In the autumn of 1792 a pair of storm-battered French ships, their crews weatherbeaten and tired, dropped grateful anchor in waters off Tasmania’s south-east coast. The ships were Recherche, under command of expedition leader, Rear Admiral Bruni d’Entrecasteaux, and Esperance, under Commander Huon de Kermadec. The peaceful waterway was later named D’Entrecasteaux Channel and the kidney-shaped bay they chose for their rest and repair became known as Recherche Bay. D’Entrecasteaux’s was a high profile dual-purpose expedition. His mission was to search for the lost maritime hero, La Perouse and to undertake top-level scientific research including astronomy and research into the Earth’s geomagnetic field.La Perouse was never found, and neither d’Entrecasteaux nor his ships ever returned to France. But return to Recherche Bay they did. On 22nd January 1793, the two great ships once again dropped anchor on the “very good bottom” of this calm bay. “It is difficult to express the sensations we felt,” wrote the ship’s botanist, Jacques Labillardiere, “at finding ourselves at length sheltered in this solitary harbour at the extremity of the globe, after having been so long driven to and fro in the ocean by the violence of the storms.”
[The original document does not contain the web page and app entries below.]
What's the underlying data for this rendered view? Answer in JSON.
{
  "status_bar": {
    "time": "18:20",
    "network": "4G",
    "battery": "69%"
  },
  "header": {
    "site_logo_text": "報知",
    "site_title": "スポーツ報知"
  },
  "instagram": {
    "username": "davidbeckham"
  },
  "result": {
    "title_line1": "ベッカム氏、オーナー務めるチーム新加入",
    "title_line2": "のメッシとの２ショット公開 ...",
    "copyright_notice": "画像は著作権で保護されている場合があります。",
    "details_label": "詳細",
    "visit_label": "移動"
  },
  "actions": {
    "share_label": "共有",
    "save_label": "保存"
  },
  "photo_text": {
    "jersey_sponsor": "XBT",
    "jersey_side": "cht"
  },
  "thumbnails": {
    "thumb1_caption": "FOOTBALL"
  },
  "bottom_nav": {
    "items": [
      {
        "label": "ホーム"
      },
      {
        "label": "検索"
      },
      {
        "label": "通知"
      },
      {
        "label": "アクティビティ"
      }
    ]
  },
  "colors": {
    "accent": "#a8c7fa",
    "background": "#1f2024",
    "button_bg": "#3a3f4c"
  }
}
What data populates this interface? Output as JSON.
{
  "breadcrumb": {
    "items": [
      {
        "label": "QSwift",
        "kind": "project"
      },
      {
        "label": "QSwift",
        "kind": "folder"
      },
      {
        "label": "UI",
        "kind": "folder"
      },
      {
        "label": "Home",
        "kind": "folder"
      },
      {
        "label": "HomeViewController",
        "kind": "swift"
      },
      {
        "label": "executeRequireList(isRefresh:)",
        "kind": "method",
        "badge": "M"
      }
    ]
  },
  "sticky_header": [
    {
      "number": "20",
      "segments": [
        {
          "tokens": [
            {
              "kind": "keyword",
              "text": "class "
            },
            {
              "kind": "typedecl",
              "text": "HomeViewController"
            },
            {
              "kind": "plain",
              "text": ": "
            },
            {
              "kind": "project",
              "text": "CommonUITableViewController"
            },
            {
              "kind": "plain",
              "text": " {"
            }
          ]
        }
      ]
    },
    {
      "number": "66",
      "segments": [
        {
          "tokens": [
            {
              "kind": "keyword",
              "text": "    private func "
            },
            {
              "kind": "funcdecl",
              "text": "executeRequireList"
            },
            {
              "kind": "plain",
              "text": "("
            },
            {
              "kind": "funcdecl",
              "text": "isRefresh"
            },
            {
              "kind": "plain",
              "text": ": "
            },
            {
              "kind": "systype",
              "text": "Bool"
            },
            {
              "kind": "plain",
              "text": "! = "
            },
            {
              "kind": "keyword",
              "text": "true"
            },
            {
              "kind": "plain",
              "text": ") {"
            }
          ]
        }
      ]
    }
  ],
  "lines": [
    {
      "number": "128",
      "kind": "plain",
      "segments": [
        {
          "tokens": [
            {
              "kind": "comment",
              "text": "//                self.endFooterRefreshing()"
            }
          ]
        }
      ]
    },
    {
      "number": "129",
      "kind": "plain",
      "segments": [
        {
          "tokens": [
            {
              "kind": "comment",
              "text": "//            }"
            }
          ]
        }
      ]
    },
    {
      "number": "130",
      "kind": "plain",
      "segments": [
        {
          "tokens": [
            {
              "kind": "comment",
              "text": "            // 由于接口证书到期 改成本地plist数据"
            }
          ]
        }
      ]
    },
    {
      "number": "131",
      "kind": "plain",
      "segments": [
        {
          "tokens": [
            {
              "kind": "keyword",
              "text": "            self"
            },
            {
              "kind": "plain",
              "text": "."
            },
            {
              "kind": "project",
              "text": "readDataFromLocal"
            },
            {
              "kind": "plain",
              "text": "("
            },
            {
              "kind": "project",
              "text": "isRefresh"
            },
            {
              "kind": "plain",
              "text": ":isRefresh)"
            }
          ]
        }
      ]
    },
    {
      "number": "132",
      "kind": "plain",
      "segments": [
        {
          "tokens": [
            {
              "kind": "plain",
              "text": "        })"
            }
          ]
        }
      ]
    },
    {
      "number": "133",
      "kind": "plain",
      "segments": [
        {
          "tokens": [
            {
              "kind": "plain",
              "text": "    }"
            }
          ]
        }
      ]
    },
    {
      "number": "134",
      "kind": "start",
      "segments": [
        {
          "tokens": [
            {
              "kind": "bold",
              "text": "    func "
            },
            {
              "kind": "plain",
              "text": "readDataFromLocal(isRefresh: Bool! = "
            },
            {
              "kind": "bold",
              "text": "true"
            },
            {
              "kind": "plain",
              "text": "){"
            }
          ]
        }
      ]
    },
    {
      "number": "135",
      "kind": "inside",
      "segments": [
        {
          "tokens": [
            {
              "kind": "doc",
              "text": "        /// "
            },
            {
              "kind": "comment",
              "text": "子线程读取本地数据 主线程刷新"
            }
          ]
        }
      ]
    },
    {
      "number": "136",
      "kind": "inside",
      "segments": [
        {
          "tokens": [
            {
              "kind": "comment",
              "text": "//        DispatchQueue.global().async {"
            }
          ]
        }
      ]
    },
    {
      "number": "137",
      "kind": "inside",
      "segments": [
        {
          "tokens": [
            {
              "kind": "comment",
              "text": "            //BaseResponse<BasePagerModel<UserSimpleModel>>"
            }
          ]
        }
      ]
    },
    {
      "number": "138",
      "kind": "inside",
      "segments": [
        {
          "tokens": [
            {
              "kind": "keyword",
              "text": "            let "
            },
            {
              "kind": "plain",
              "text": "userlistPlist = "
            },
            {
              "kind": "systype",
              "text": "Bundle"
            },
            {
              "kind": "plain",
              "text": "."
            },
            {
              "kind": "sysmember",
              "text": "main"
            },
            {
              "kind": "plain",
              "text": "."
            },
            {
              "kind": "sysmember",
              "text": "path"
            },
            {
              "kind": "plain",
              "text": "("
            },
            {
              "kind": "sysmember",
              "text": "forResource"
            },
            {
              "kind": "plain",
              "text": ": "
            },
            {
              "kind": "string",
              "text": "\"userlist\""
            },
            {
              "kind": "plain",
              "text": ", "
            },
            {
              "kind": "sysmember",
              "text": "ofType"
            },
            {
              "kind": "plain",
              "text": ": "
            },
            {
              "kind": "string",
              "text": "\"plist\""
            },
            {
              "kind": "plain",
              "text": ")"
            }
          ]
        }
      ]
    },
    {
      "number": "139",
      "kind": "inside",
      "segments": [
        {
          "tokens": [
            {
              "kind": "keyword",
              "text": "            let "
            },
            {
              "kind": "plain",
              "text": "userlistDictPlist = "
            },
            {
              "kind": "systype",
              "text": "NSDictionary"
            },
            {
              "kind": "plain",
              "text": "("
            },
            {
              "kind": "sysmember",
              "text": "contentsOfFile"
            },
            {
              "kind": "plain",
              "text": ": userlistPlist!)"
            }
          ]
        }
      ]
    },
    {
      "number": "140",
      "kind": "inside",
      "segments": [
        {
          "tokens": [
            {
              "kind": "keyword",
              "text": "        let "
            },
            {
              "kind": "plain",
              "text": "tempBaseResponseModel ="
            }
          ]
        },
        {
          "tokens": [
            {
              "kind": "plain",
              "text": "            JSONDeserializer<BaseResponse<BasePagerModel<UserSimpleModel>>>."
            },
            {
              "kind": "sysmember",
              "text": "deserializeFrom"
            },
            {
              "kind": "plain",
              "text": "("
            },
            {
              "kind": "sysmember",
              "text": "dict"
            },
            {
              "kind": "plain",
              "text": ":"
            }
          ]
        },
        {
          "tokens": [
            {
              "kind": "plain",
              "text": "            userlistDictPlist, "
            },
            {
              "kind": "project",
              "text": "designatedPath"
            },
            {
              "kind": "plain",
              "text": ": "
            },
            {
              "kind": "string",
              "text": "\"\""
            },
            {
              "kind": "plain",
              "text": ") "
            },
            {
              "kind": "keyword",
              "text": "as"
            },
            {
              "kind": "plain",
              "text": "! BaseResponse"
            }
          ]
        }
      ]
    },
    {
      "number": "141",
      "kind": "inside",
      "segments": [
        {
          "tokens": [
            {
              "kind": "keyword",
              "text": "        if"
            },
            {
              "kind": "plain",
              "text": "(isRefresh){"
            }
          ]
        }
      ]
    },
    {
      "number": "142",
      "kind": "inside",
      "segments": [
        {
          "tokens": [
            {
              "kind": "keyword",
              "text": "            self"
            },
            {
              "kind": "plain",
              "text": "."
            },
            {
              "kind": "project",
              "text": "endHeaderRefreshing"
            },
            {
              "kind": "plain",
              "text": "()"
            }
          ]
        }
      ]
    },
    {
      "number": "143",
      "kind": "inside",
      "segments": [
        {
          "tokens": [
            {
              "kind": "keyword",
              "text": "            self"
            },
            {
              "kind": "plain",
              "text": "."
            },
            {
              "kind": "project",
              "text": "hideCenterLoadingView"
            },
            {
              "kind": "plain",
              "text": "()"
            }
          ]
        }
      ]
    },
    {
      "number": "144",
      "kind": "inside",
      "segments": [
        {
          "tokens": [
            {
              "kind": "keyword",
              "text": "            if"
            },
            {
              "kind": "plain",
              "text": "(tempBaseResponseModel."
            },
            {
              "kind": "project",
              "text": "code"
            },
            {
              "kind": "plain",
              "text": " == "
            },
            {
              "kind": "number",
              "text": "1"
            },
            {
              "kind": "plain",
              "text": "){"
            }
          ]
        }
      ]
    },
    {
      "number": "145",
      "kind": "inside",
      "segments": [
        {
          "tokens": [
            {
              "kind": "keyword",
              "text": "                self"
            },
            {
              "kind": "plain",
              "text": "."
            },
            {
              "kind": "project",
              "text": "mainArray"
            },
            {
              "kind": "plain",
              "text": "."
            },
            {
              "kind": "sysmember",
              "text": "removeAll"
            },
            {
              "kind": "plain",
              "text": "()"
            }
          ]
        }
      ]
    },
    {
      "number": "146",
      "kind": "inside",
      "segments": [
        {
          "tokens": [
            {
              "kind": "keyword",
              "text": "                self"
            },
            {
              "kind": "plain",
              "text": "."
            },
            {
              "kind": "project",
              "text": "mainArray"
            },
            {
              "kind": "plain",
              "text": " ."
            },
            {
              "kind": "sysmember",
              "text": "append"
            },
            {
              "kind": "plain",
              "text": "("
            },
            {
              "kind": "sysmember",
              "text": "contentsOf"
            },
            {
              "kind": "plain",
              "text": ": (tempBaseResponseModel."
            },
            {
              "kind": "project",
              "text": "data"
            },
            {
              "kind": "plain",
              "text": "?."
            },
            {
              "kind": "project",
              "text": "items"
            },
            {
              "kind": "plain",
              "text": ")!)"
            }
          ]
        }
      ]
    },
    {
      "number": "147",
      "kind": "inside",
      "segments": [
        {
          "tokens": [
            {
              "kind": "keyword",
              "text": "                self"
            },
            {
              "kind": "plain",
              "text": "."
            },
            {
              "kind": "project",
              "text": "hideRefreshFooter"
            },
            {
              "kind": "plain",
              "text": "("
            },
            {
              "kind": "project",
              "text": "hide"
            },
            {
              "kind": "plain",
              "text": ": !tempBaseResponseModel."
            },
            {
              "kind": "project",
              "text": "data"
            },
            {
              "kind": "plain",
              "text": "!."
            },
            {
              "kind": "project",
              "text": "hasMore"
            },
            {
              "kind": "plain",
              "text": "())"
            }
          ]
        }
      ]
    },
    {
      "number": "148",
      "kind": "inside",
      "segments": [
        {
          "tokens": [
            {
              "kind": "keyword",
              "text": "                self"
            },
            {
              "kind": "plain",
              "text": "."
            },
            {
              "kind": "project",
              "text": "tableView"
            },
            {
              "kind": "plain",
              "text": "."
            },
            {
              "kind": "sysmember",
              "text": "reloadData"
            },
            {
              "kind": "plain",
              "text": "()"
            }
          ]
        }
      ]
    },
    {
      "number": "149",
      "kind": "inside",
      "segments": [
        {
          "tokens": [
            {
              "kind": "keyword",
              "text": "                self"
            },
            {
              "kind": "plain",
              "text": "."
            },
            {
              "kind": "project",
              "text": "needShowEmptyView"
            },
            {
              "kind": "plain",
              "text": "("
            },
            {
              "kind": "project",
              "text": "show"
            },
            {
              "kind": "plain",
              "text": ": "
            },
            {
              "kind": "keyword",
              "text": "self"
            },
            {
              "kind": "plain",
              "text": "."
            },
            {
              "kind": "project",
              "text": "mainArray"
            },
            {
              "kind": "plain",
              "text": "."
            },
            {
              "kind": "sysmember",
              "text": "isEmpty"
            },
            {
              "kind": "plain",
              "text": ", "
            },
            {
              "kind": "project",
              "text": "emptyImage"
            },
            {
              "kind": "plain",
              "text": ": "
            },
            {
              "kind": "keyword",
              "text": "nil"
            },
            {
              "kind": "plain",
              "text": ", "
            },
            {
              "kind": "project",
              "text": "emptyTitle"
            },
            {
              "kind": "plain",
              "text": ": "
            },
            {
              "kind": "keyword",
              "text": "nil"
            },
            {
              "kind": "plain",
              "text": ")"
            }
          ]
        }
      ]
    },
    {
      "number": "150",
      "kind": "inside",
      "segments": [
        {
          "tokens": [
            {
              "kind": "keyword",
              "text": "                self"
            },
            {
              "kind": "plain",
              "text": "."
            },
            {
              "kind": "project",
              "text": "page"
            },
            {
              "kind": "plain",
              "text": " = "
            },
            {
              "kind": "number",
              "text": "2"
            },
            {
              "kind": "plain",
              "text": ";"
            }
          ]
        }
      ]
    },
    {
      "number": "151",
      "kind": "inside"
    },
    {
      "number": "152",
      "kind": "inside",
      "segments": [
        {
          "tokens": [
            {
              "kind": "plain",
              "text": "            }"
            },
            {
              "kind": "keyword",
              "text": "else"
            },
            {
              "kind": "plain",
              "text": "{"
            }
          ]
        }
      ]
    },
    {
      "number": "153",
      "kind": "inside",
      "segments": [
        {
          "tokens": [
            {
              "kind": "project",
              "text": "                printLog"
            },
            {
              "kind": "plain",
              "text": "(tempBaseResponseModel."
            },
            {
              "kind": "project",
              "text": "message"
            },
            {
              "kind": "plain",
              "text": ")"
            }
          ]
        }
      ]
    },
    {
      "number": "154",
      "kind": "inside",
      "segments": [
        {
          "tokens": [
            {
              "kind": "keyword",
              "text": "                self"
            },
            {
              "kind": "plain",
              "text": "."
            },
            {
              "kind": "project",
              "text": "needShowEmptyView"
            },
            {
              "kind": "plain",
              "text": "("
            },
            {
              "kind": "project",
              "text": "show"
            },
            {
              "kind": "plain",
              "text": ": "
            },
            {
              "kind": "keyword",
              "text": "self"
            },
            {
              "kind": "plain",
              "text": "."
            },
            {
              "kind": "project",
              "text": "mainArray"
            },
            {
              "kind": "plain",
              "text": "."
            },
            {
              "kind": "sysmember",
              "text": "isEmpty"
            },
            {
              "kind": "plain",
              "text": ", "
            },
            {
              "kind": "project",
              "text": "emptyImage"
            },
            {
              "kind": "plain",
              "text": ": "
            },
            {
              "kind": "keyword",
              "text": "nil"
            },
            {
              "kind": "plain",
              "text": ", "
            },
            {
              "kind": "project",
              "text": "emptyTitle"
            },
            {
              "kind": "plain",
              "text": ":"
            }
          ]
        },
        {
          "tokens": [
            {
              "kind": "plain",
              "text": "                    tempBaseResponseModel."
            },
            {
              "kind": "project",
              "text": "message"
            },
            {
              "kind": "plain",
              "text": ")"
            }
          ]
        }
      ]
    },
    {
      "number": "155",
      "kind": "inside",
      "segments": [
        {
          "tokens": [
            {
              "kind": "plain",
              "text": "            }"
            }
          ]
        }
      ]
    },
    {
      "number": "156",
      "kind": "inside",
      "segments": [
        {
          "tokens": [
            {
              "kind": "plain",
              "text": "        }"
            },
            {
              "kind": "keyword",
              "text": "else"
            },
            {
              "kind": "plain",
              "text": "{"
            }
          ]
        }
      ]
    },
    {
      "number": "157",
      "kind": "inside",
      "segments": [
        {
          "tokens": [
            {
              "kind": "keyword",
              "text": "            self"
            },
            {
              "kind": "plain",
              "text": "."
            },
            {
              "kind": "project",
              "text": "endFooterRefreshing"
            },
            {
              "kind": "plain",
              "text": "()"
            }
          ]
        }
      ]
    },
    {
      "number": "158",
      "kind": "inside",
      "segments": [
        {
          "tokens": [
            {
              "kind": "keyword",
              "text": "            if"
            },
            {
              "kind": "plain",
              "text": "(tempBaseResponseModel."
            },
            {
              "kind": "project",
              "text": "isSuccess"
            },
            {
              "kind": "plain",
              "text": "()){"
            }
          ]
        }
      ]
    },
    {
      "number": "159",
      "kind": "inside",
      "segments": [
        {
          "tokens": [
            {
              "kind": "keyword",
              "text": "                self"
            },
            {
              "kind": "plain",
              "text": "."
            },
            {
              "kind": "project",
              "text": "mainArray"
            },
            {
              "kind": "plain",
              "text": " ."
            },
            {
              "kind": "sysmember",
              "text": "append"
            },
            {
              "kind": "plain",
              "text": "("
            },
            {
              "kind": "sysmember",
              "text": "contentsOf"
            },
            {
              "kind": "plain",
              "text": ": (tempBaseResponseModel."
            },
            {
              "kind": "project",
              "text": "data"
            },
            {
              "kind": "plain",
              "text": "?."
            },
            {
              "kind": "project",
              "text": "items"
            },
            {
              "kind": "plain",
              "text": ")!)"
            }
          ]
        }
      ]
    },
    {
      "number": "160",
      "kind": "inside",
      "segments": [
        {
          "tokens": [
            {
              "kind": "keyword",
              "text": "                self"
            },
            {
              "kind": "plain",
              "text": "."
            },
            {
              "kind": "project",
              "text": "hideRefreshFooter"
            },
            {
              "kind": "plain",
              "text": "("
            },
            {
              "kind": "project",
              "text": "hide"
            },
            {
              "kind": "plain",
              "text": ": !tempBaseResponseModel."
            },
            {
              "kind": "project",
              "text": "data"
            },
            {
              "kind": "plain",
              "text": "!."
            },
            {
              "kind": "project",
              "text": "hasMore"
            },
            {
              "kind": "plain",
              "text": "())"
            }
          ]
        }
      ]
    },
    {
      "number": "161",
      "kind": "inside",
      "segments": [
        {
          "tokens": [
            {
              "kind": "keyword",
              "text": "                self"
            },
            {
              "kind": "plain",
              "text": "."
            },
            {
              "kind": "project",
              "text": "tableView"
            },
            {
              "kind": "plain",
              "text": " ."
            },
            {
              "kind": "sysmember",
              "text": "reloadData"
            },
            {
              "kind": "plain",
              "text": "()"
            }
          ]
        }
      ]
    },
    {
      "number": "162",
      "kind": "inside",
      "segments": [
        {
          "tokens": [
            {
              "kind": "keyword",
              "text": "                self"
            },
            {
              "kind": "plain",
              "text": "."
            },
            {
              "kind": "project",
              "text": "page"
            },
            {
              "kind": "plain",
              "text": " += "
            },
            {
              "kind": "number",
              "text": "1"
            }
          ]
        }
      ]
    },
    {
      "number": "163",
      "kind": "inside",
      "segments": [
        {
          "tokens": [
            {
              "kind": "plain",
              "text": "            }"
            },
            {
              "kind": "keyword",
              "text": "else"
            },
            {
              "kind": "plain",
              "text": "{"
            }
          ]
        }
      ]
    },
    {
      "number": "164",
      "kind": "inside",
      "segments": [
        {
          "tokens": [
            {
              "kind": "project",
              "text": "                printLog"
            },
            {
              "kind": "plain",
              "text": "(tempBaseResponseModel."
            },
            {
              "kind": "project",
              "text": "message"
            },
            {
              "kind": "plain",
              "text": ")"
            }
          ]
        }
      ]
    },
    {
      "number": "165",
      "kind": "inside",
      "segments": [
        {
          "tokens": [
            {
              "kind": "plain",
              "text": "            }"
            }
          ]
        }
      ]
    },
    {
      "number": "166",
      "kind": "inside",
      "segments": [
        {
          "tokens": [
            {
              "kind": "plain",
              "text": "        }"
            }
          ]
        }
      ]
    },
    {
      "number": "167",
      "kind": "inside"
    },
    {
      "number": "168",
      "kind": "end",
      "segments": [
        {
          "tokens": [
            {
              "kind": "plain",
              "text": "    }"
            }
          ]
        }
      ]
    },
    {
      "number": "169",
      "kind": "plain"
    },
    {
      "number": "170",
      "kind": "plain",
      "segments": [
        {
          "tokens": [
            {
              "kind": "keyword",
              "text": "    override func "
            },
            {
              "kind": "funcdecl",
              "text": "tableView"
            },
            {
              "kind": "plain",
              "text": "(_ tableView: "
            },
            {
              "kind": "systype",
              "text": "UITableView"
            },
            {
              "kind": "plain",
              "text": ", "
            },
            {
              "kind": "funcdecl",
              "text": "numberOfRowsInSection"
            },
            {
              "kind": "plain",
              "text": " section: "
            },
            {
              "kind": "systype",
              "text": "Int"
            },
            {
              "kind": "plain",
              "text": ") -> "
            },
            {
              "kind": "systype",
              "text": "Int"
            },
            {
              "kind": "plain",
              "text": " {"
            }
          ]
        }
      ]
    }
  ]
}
South Cape Bay Walk
This one-day walk takes in part of the famous South Coast Track, beginning at the small town of Cockle Creek on Recherche Bay. Visitors observe native plants and birds as they cross coastal heathland, enjoy ocean views and gaze out over the expanse of the Southern Ocean imagining the distance between themselves and the nearest landmass of Antarctica. A highlight of the walk is South East Cape, which is the southernmost point of the main island of Tasmania, and the most southerly point in Australia to which you can walk - next stop Antarctica! Islands of the Maatsuyker and Pedra Branca island groups, as well as the subantarctic Macquarie Island, lie further south than South East Cape and are also part of the state of Tasmania. South East Cape is one of the Five Southernmost Capes that can be rounded by Southern Ocean sailors. The return walk is about 15kms and despite what the signs say it takes a good 5 hours but it is worth it.
South West Cape
South West Cape lies about 64 km west and 8 km north of South East Cape. It lies on the south-western corner of the Southwest National Park approximately 140 km south of Hobart in Tasmania, and about 65 km west and a little north of South East Cape. It is south of Low Rocky Point and Point Hibbs. Wrecks and foundering of boats up to 500 km away in distance, are usually referred to this cape as an identification point, and mapping of the area usually uses the cape as a boundary between sections of the coast